- The Vancouver Mulligan. If I mull to 6 on the play, I want that scry. I don't want to keep a Necro on top or bottom a blank just to shuffle my deck immediately, and I also don't want to pass turn one without doing anything if I have plays to make. Every time I mulligan with this deck, I want every edge I can get to pull back to parity.
- Every fetchland is one fewer card off Necro.
And I'd like to emphasize: this is not just about the upsides of 5c lands, which I think anyone who's played Magic for any length of time can tell you have a lot of upsides if you're willing to pay the costs. It's also about the hidden or even merely understated downsides of fetchlands. Maybe you want to play them anyway. Hell, if you cut all the way down to two colors, you can build a rock-solid, Wasteland-resistant manabase. What I'm done registering is "X interchangeable fetchlands, Y black duals, 1 Swamp, Mountain in the sideboard" plan. It has shat the bed too many times.
And you know what? Yeah, I've lost games with this deck, because I'm an idiot. And some of them were because I was choked on mana in the absolute sense (and at one of those was probably because I went for Mind's Desire because #dangerofcoolthings instead of a safer play). But none of them have been because I had the wrong colors. And I get to play any sideboard cards I want.
Why I might be wrong: I really don't think I am. Of the many dubious choices in this deck, the mana is the one I have the most confidence in, and part of that is just down to speed. A slower list might want to set up a board where they keep multiple fetchlands in play then fetch with all of them in one turn and dodge Wasteland, but this list is happy to go land, play some nonsense, get Wastelanded, play the next land and play more nonsense. Especially since there are more lands left in the deck and most of them make all the colors I care about.
The one flex slot is the third Underground Sea. I've experimented with this one a lot. The three cards I've tested in that spot are the main-deck Library (which I don't like), the 4th City of Brass (iffy) and
City of Brass vs.
I change my 15 almost day to day as I think, discuss, see other match results, rediscover old cards, decide to try some cute new tech, see some cute new tech I need to make sure I beat, etc. So I'm not going to offer a full-throated defense of this particular incarnation, but I'll walk through my inspiration.
Rule #1: Never, ever cut the Echoing Truth.
Rule #2: See Rule #1.
Library and Time Walk: I am really iffy on Time Walk in Storm. In isolation it's a disgustingly powerful card. In practice, it's often an
Abeyance: I played a 1/1 split of Silence/Orim's Chant at my last event, and they were only "fine". I'd considered Abeyance but decided the one extra mana was a prohibitive cost for a card I have to cast exactly the turn I'm going off. But on reflection, I want to give it a trial and see how things go. The cantrip isn't nothing either.

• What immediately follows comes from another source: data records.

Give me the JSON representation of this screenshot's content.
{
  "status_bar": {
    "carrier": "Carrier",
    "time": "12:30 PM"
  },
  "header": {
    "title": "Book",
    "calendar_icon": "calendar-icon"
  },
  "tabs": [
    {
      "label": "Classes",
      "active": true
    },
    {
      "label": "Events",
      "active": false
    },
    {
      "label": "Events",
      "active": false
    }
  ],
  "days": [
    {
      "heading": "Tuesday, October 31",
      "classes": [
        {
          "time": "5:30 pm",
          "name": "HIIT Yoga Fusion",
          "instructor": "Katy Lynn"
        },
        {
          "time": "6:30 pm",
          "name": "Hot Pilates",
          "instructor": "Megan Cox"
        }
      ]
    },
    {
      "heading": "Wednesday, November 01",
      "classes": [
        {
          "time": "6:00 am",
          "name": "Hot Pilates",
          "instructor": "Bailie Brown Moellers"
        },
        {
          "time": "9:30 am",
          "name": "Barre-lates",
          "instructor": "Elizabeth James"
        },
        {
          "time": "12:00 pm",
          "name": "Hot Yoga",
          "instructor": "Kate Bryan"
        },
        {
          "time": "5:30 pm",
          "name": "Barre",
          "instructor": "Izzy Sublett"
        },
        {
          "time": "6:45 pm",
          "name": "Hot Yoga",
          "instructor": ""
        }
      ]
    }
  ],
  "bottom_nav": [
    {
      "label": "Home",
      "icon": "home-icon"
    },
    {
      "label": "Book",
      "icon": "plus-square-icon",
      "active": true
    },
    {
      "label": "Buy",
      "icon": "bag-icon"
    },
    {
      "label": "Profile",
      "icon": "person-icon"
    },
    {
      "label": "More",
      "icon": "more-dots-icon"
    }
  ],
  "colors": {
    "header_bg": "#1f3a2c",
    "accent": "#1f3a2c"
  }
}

Toxic Deluge: Maybe this should be
Doomsday: I just do not know what to do with this slot, so I'm throwing stuff against the wall to see what sticks. The intention is to have access to a tutor/storm engine I can board in that isn't dependent on the graveyard (no